Kidney stones are accumulations of mineral salts that can form anywhere in the entire urinary tract (kidney, bladder, the ducts in-between, or the ureters), and primarily occur because of calcium (oxalate) and/or phosphate that has come out of solution. If left untreated, the stones can block these areas of the urinary tract, causing pain, bleeding, and other problems.
Symptoms of kidney stones include sudden and excruciating back pain that may come and go and that often radiates from the back across the abdomen and into the genital area or inner thighs. This pain can be accompanied by nausea, vomiting, abdominal bloating, possible blood in the urine, pain on urination, and chills and fever. Stones in the urinary tract can be one of the most painful conditions, similar to the pain of childbirth.
In some cases, there may be no symptoms, depending on where the stone is located and its size.
Kidney stones are more common during the summer, possibly due to concentrated urine caused by increased sweating and insufficient fluid intake. In general, mild chronic dehydration can play a role in the development of kidney stones. Chronic stress can also play a role. In addition, kidney stones may be due to genetics. If one parent had kidney stones, there is an increased risk in his or her children. Cadmium poisoning may also play a role and needs to be considered if other treatment methods fail.
Kidney stones that are high in calcium may be a signal of hyperparathyroidism (excessive secretion of parathyroid hormone). In serious cases of kidney stones an ultrasound that fractionalizes and breaks down the stones may be advised. See your medical doctor for more information about this.
Note: One in every 1,000 adults is hospitalized each year in the US because of kidney stones. Kidney stones tend to be recurring, typically reforming within seven years.
Aromatherapy: Hyssop and juniper essential oils can be helpful.
Ayurveda: Cumin, coriander, and fennel tea. Drink one cup three times a day.
Diet: Diet alone cannot get rid of the stones. Higher-than-normal levels of oxalate related to a diet high in oxalic containing foods, such as rhubarb, spinach, leafy vegetables, and coffee, can promote kidney stone formation. High levels of dietary refined carbohydrates can also cause kidney stones. Sugar stimulates the pancreas to release insulin, causing increased calcium excretion through the urine.

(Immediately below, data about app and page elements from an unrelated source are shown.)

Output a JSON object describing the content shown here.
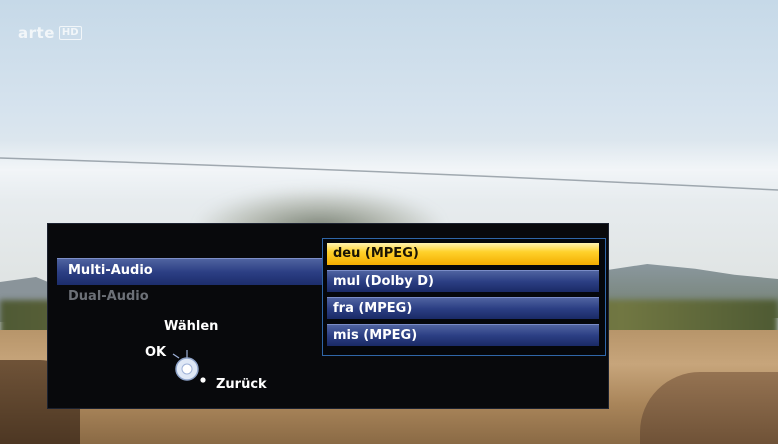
{
  "channel_logo": {
    "word": "arte",
    "badge": "HD"
  },
  "audio_menu": {
    "modes": [
      {
        "label": "Multi-Audio",
        "active": true
      },
      {
        "label": "Dual-Audio",
        "active": false
      }
    ],
    "tracks": [
      {
        "label": "deu (MPEG)",
        "selected": true
      },
      {
        "label": "mul (Dolby D)",
        "selected": false
      },
      {
        "label": "fra (MPEG)",
        "selected": false
      },
      {
        "label": "mis (MPEG)",
        "selected": false
      }
    ],
    "hints": {
      "select": "Wählen",
      "ok": "OK",
      "back": "Zurück"
    }
  },
  "colors": {
    "selection": "#ffd22c",
    "row": "#2c3f84",
    "panel": "#08090c",
    "list_border": "#2f66a8"
  },
  "icons": [
    "navigation-wheel-icon"
  ]
}
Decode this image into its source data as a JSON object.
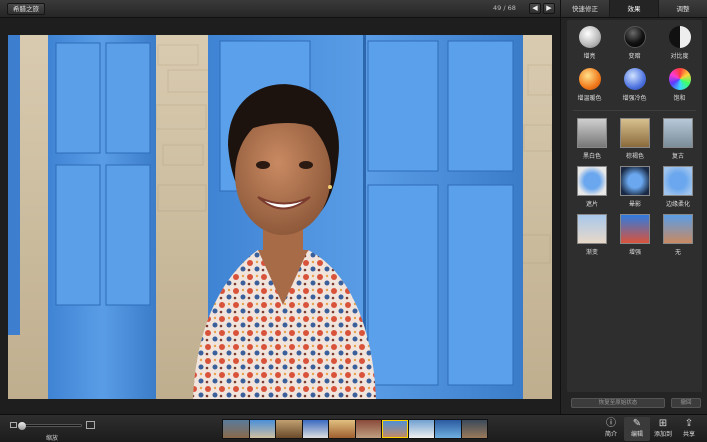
{
  "topbar": {
    "back_label": "希腊之旅",
    "counter": "49 / 68",
    "prev_glyph": "◀",
    "next_glyph": "▶"
  },
  "panel": {
    "tabs": [
      {
        "label": "快速修正",
        "active": false
      },
      {
        "label": "效果",
        "active": true
      },
      {
        "label": "调整",
        "active": false
      }
    ],
    "circle_effects": [
      {
        "label": "增亮"
      },
      {
        "label": "变暗"
      },
      {
        "label": "对比度"
      },
      {
        "label": "增温暖色"
      },
      {
        "label": "增强冷色"
      },
      {
        "label": "饱和"
      }
    ],
    "thumb_effects": [
      {
        "label": "黑白色"
      },
      {
        "label": "棕褐色"
      },
      {
        "label": "复古"
      },
      {
        "label": "遮片"
      },
      {
        "label": "晕影"
      },
      {
        "label": "边缘柔化"
      },
      {
        "label": "渐变"
      },
      {
        "label": "增强"
      },
      {
        "label": "无"
      }
    ],
    "restore_label": "恢复至原始状态",
    "undo_label": "撤回"
  },
  "bottombar": {
    "zoom_label": "缩放",
    "tools": [
      {
        "label": "简介",
        "icon": "info-icon",
        "glyph": "ⓘ",
        "active": false
      },
      {
        "label": "编辑",
        "icon": "pencil-icon",
        "glyph": "✎",
        "active": true
      },
      {
        "label": "添加到",
        "icon": "add-icon",
        "glyph": "⊞",
        "active": false
      },
      {
        "label": "共享",
        "icon": "share-icon",
        "glyph": "⇪",
        "active": false
      }
    ]
  },
  "colors": {
    "selection": "#ffd400",
    "panel_bg": "#2e2e2e",
    "door_blue": "#4a8fd8"
  }
}
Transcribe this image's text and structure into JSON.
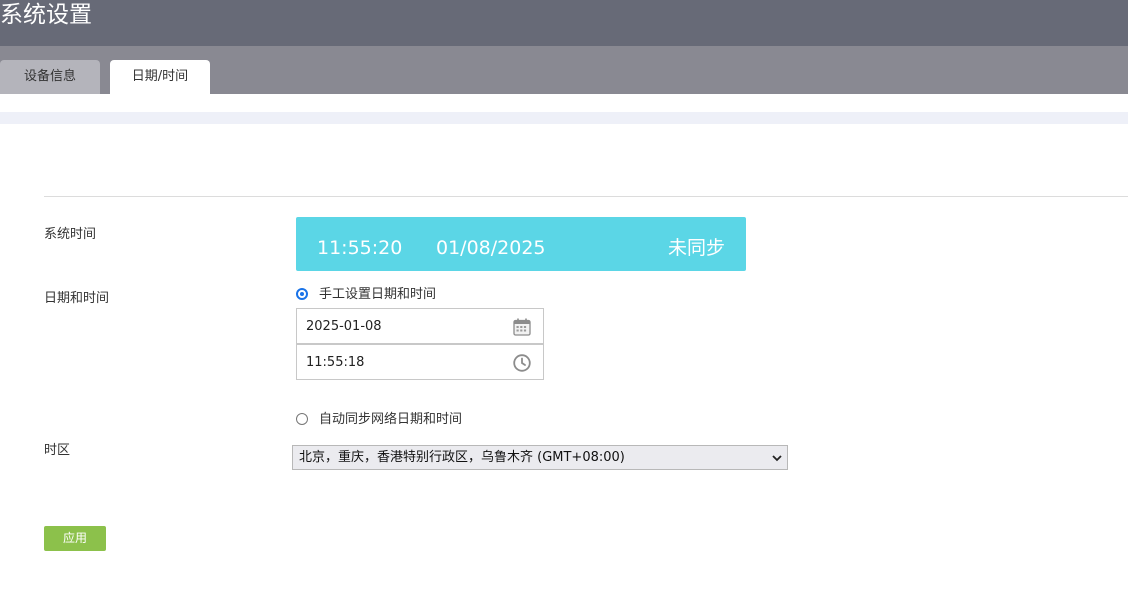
{
  "app": {
    "title": "系统设置"
  },
  "tabs": [
    {
      "label": "设备信息",
      "active": false
    },
    {
      "label": "日期/时间",
      "active": true
    }
  ],
  "system_time": {
    "label": "系统时间",
    "time": "11:55:20",
    "date": "01/08/2025",
    "sync_status": "未同步",
    "color": "#5bd6e6"
  },
  "datetime": {
    "label": "日期和时间",
    "manual_option": {
      "label": "手工设置日期和时间",
      "selected": true
    },
    "date_value": "2025-01-08",
    "time_value": "11:55:18",
    "auto_option": {
      "label": "自动同步网络日期和时间",
      "selected": false
    }
  },
  "timezone": {
    "label": "时区",
    "selected": "北京，重庆，香港特别行政区，乌鲁木齐 (GMT+08:00)"
  },
  "apply_button": {
    "label": "应用",
    "color": "#8cc14b"
  },
  "icons": [
    "calendar-icon",
    "clock-icon",
    "chevron-down-icon"
  ],
  "colors": {
    "header": "#676a77",
    "tabbar": "#898992",
    "radio_active": "#1a73e8"
  }
}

Other dietary factors that cause increased calcium excretion in the urine and promote stone formation are increased intakes of coffee, colas, acid-forming diets (such as high protein and grains), insufficient water intake, and excessive salt consumption. Soft drinks containing phosphoric acid can also encourage the formation of kidney stones and should be completely eliminated.
The most important dietary actions are to increase your intake of pure filtered water, fiber, and green vegetables, and reduce refined sugar consumption. Foods that are helpful in decreasing kidney stone formation include cranberries, black cherries, rice bran, kombucha tea. In addition to avoiding sugar, also avoid or reduce your intake of salt, dairy products, caffeine, alcohol, refined carbohydrates, nuts, chocolate, pepper, and animal proteins.
Herbs: Combine the tinctures of gravel root, cornsilk, wild yam, and blackhaw in equal parts and take one teaspoon of this mixture three times a day. Or drink one cup of an infusion of nettle three times a day. Other useful herbs include uva ursi, horsetail, and dandelion root.
Homeopathy: Berberis, and Sarsaparilla are both useful homeopathic remedies.
Hydrotherapy: Constitutional hydrotherapy of alternating hot and cold water packs applied two to five times weekly, and a hot pack applied to the abdomen and lower back several times a day can help relieve and prevent flare-ups of pain.
Juice Therapy: The following juices can help stimulate the overall health of the urinary tract and potentially flush out the stones: lemon juice; carrot, beet, and cucumber juice with a dash of garlic and/or horseradish; and/or cranberry and watermelon juice.
Nutritional Supplementation: Helpful nutrients include: magnesium, vitamin B6, vitamin C (keep your total daily intake below 6 grams to avoid increasing oxalate formation), vitamin A, proteolytic enzymes (away from meals), raw kidney glandulars, fat-soluble chlorophyll, lipoic acid, and the amino acids glutamic acid, lysine, and methionine.
Alternative Professional Care
If your symptoms persist despite the above measures, seek the help of a qualified health professional. The following professional care therapies have all been shown to be useful for treating kidney stones: Acupuncture, Ayurveda, Detoxification Therapy, Reflexology, Traditional Chinese Medicine, and Ultrasound.